> **DIRECTIONS**
Every line below must be copied as written, except for pictures.
▬▬▬▬▬▬▬▬▬▬
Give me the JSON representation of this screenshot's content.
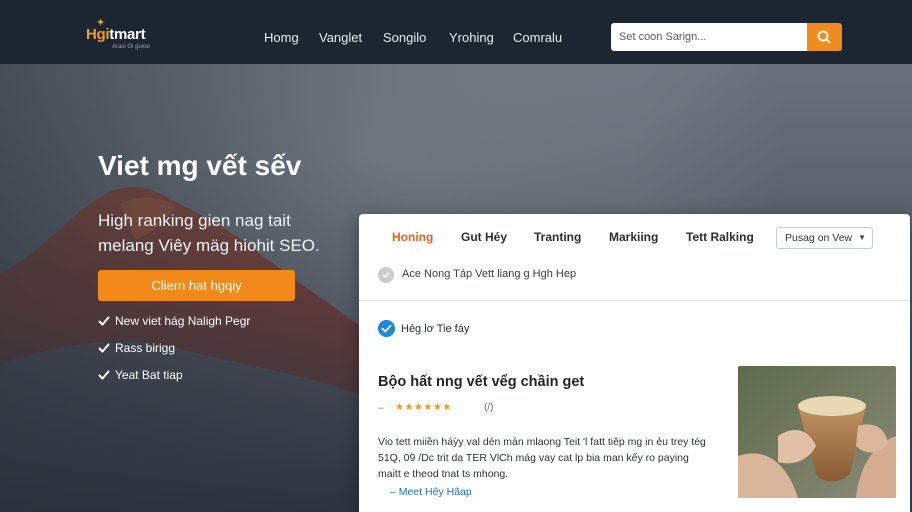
{
  "brand": {
    "logo_text_orange": "Hgi",
    "logo_text_white": "tmart",
    "logo_tagline": "Arasi Gi guioe",
    "accent_color": "#f28a1a",
    "header_bg": "#1b2631"
  },
  "nav": {
    "items": [
      "Homg",
      "Vanglet",
      "Songilo",
      "Yrohing",
      "Comralu"
    ]
  },
  "search": {
    "placeholder": "Set coon Sarign...",
    "icon": "search-icon"
  },
  "hero": {
    "title": "Viet mg vết sếv",
    "subtitle": "High ranking gien nag tait melang Viêy mäg hiohit SEO.",
    "cta_label": "Cliern hat hgqiy",
    "features": [
      "New viet hág Naligh Pegr",
      "Rass birigg",
      "Yeat Bat tiap"
    ],
    "feature_icon": "checkmark-icon"
  },
  "results_panel": {
    "tabs": [
      {
        "label": "Honing",
        "active": true
      },
      {
        "label": "Gut Héy",
        "active": false
      },
      {
        "label": "Tranting",
        "active": false
      },
      {
        "label": "Markiing",
        "active": false
      },
      {
        "label": "Tett Ralking",
        "active": false
      }
    ],
    "sort_label": "Pusag on Vew",
    "breadcrumb": "Ace Nong Táp Vett liang g Hgh Hep",
    "verified_label": "Hég lơ Tie fáy",
    "result": {
      "title": "Bộo hất nng vết vểg chầin get",
      "stars": "★★★★★★",
      "rating_count": "(/)",
      "description": "Vio tett miiền háỳy val dén mán mlaong Teit 'l fatt tiêp mg in ẻu trey tég 51Q, 09 /Dc trit da TER VlCh mág vay cat lp bia man kếy ro paying maitt e theod tnat ts mhong.",
      "more_link": "Meet Hêy Hãap"
    }
  }
}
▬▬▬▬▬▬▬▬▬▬
> **SOLUTION FOR THIS PROBLEM**
Give me the JSON representation of this screenshot's content.
{
  "brand": {
    "logo_text_orange": "Hgi",
    "logo_text_white": "tmart",
    "logo_tagline": "Arasi Gi guioe",
    "accent_color": "#f28a1a",
    "header_bg": "#1b2631"
  },
  "nav": {
    "items": [
      "Homg",
      "Vanglet",
      "Songilo",
      "Yrohing",
      "Comralu"
    ]
  },
  "search": {
    "placeholder": "Set coon Sarign...",
    "icon": "search-icon"
  },
  "hero": {
    "title": "Viet mg vết sếv",
    "subtitle": "High ranking gien nag tait melang Viêy mäg hiohit SEO.",
    "cta_label": "Cliern hat hgqiy",
    "features": [
      "New viet hág Naligh Pegr",
      "Rass birigg",
      "Yeat Bat tiap"
    ],
    "feature_icon": "checkmark-icon"
  },
  "results_panel": {
    "tabs": [
      {
        "label": "Honing",
        "active": true
      },
      {
        "label": "Gut Héy",
        "active": false
      },
      {
        "label": "Tranting",
        "active": false
      },
      {
        "label": "Markiing",
        "active": false
      },
      {
        "label": "Tett Ralking",
        "active": false
      }
    ],
    "sort_label": "Pusag on Vew",
    "breadcrumb": "Ace Nong Táp Vett liang g Hgh Hep",
    "verified_label": "Hég lơ Tie fáy",
    "result": {
      "title": "Bộo hất nng vết vểg chầin get",
      "stars": "★★★★★★",
      "rating_count": "(/)",
      "description": "Vio tett miiền háỳy val dén mán mlaong Teit 'l fatt tiêp mg in ẻu trey tég 51Q, 09 /Dc trit da TER VlCh mág vay cat lp bia man kếy ro paying maitt e theod tnat ts mhong.",
      "more_link": "Meet Hêy Hãap"
    }
  }
}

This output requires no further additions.